NEWS FROM THE LAB - Thursday, February 25, 2010

This you?? What's the point of phishing a Twitter account? Posted by Sean @ 15:12 GMT

We've received some questions regarding recent phishing attacks conducted against Twitter.com.

Tweets and Direct Messages (DM) containing phases such as "This you??" or "LOL is this you" are linking victims towards a Twitter login phishing page. If the bait is taken and victim enters their password, Twitter's infamous "fail whale" is displayed and the user is returned to their account. They might not even realize that their account details have been compromised.

Phishing attacks directed against Twitter are not new. But what's the point?

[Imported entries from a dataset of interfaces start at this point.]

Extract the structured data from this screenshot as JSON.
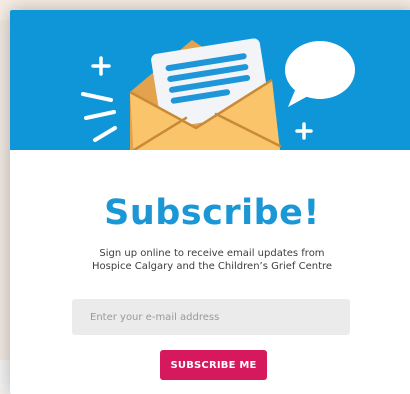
{
  "modal": {
    "title": "Subscribe!",
    "description_line1": "Sign up online to receive email updates from",
    "description_line2": "Hospice Calgary and the Children’s Grief Centre",
    "email_placeholder": "Enter your e-mail address",
    "submit_label": "SUBSCRIBE ME"
  },
  "icons": {
    "hero": "envelope-with-letter-icon",
    "bubble": "speech-bubble-icon",
    "plus": "plus-icon"
  },
  "colors": {
    "hero_bg": "#0f96d8",
    "title": "#1b97d5",
    "button": "#d6195c",
    "envelope": "#f9c46a",
    "input_bg": "#ebebeb"
  }
}
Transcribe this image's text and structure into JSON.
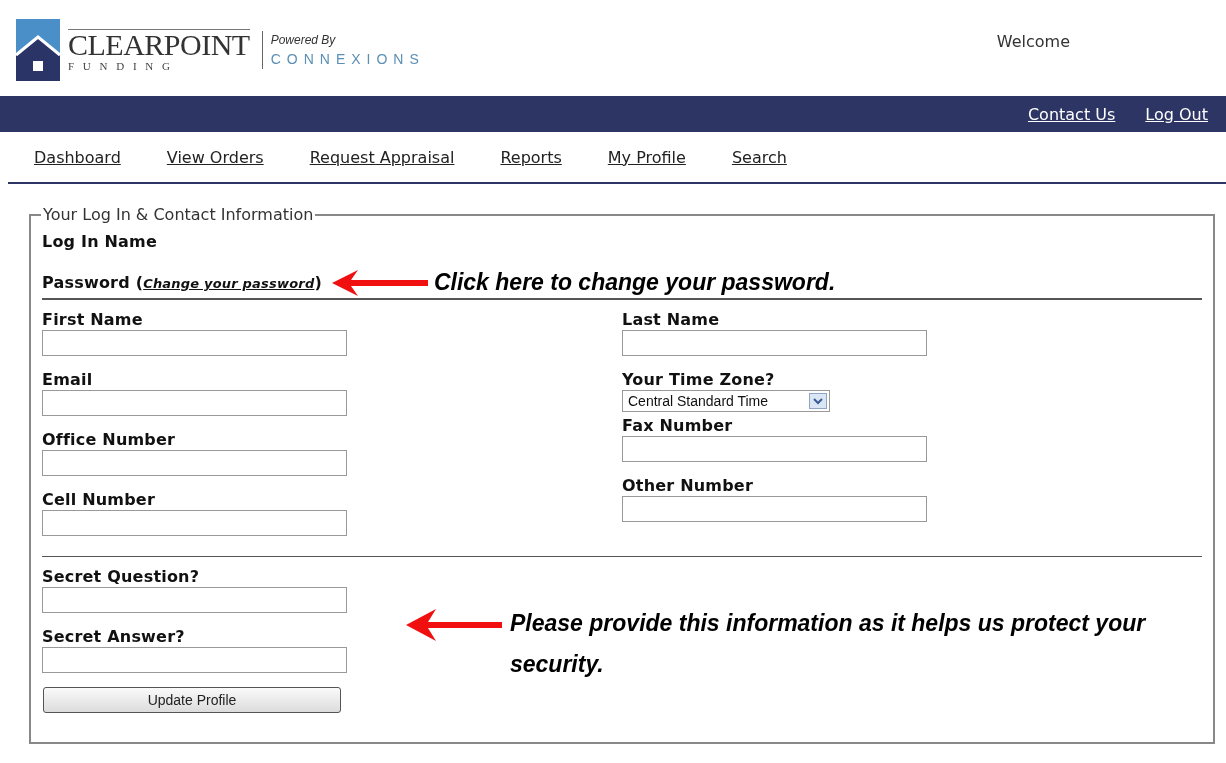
{
  "header": {
    "logo": {
      "name": "CLEARPOINT",
      "sub": "F U N D I N G",
      "powered": "Powered By",
      "brand": "CONNEXIONS"
    },
    "welcome": "Welcome"
  },
  "top_links": [
    "Contact Us",
    "Log Out"
  ],
  "nav": [
    "Dashboard",
    "View Orders",
    "Request Appraisal",
    "Reports",
    "My Profile",
    "Search"
  ],
  "form": {
    "legend": "Your Log In & Contact Information",
    "login_label": "Log In Name",
    "password": {
      "before": "Password (",
      "link": "Change your password",
      "after": ")"
    },
    "password_callout": "Click here to change your password.",
    "left_fields": [
      {
        "kind": "text",
        "label": "First Name"
      },
      {
        "kind": "text",
        "label": "Email"
      },
      {
        "kind": "text",
        "label": "Office Number"
      },
      {
        "kind": "text",
        "label": "Cell Number"
      }
    ],
    "right_fields": [
      {
        "kind": "text",
        "label": "Last Name"
      },
      {
        "kind": "select",
        "label": "Your Time Zone?",
        "value": "Central Standard Time"
      },
      {
        "kind": "text",
        "label": "Fax Number"
      },
      {
        "kind": "text",
        "label": "Other Number"
      }
    ],
    "security_fields": [
      {
        "kind": "text",
        "label": "Secret Question?"
      },
      {
        "kind": "text",
        "label": "Secret Answer?"
      }
    ],
    "security_callout": "Please provide this information as it helps us protect your security.",
    "button": "Update Profile"
  }
}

Peers within a social network have a greater level of trust amongst themselves.

And so why the recent attacks?

We think it could have something to do with some of the recent search engine deals that have been made.

Yahoo announced that they'll begin to include Twitter's real-time feed into their search results and Facebook is now included in Google's search results.

The bad guys can use social networking trust to enhance their SEO attacks.

Lets take a current hot topic as an example. There are several Twitter results in the image below.


Note: Always be careful when searching for hot topics. This "sea world trainer killed" example is currently being used in SEO attacks and many results will lead directly to scamware.

There's also a Facebook result in the example above. We expect to see fresh phishing attacks against Facebook before too long.

Twitter's Safety and Spam feeds are useful to follow if you have a Twitter account. Twitter's working on the issue now by prompting those that received phishing messages to change their password.

There is a silver lining to all of this…

While social networking trust can be abused, social networks themselves are incredibly responsive to emerging threats.

Check out the latest search results for "This you??". Twitter users are already spreading information to counter the dis-information pushed by the bad guys.

It used to take weeks to stamp out e-mail hoaxes. Now, the issue almost corrects itself as quickly as it is abused.